- **Assignment**: Only the lines with "bamboo" in the entries below belong in the answer; please copy them.

- **Given entries**:
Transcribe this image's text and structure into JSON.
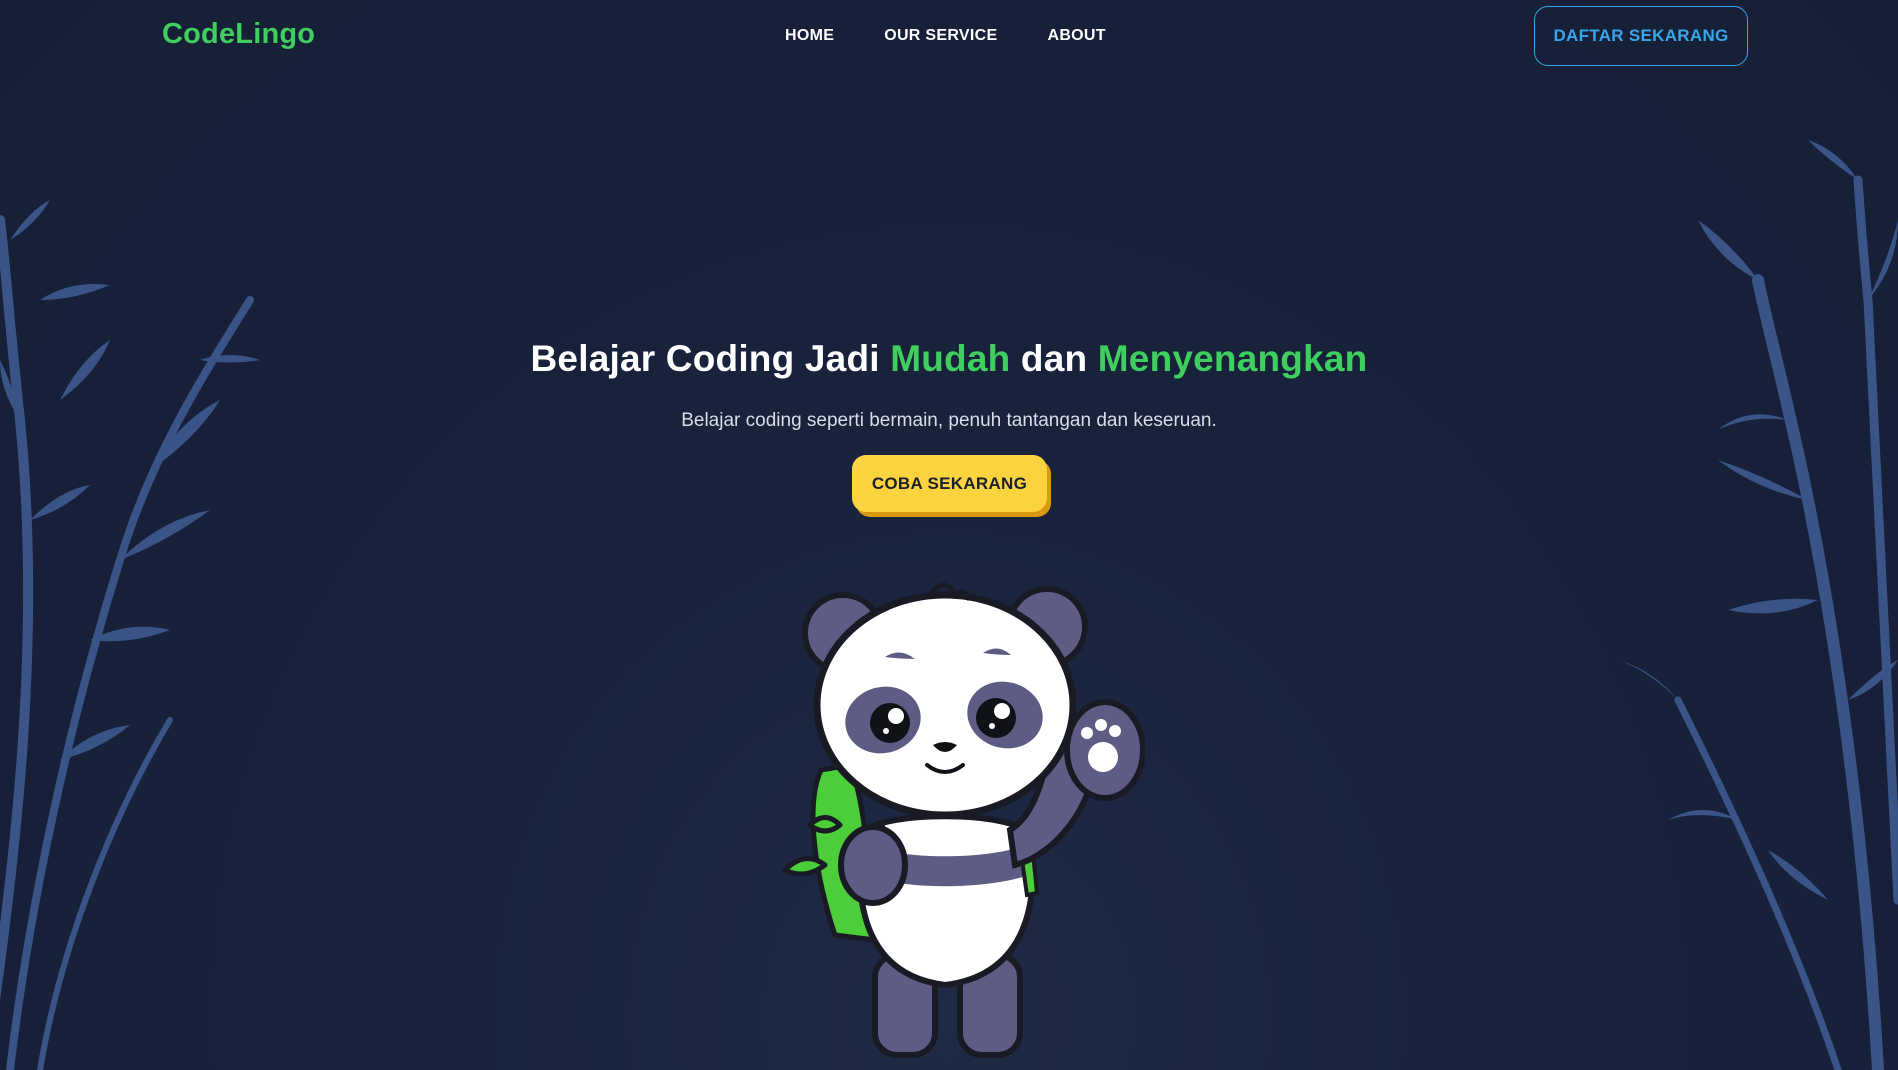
{
  "nav": {
    "logo": "CodeLingo",
    "menu": [
      "HOME",
      "OUR SERVICE",
      "ABOUT"
    ],
    "signup_label": "DAFTAR SEKARANG"
  },
  "hero": {
    "title_part1": "Belajar Coding Jadi ",
    "title_highlight1": "Mudah",
    "title_part2": " dan ",
    "title_highlight2": "Menyenangkan",
    "subtitle": "Belajar coding seperti bermain, penuh tantangan dan keseruan.",
    "cta_label": "COBA SEKARANG"
  },
  "colors": {
    "background": "#18223b",
    "accent_green": "#3fcf5e",
    "outline_blue": "#38a6ea",
    "cta_yellow": "#fbd33f",
    "bamboo": "#3a5487"
  },
  "illustration": {
    "icon": "panda-mascot-icon",
    "left_decoration": "bamboo-icon",
    "right_decoration": "bamboo-icon"
  }
}
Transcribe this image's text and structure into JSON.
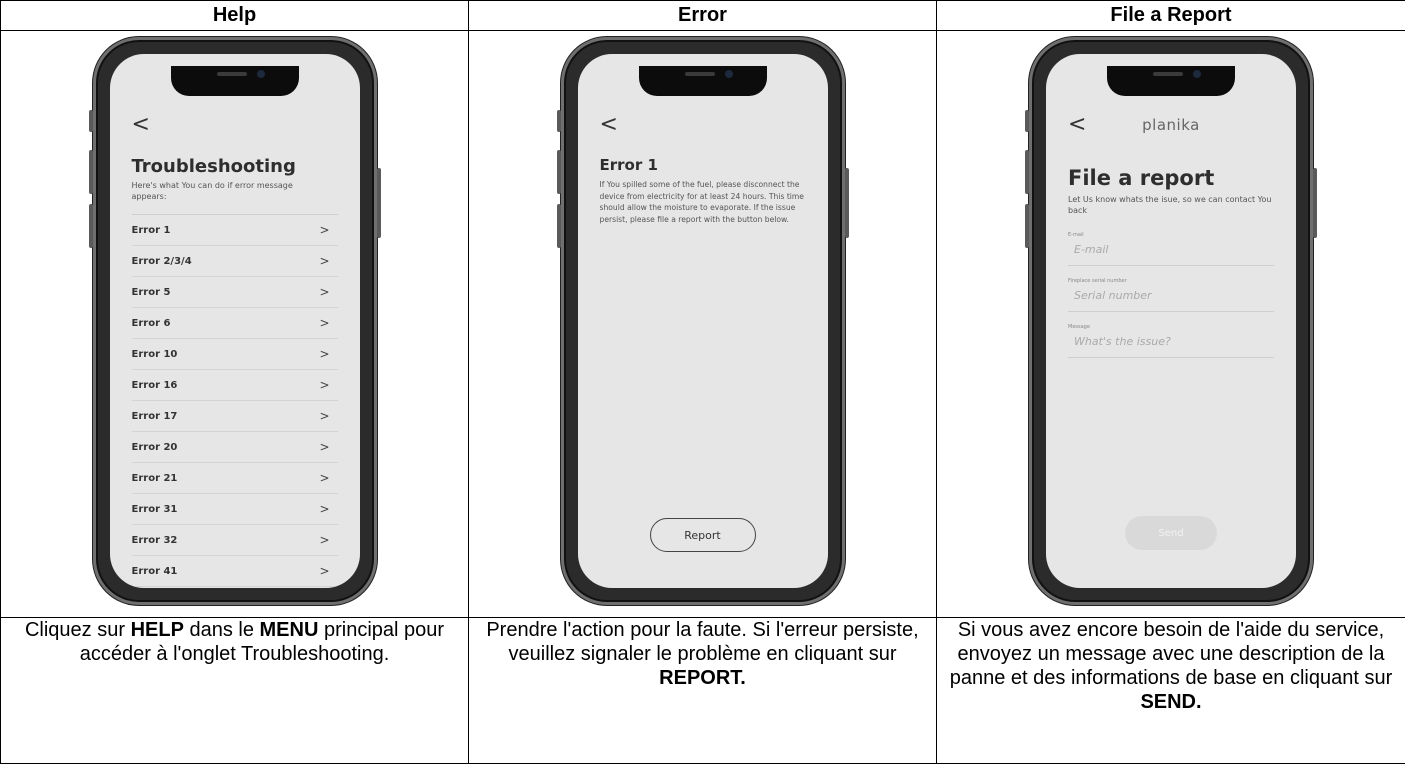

- **Output of the task**:
    "bamboo": "#3a5487"
    "left_decoration": "bamboo-icon",
    "right_decoration": "bamboo-icon"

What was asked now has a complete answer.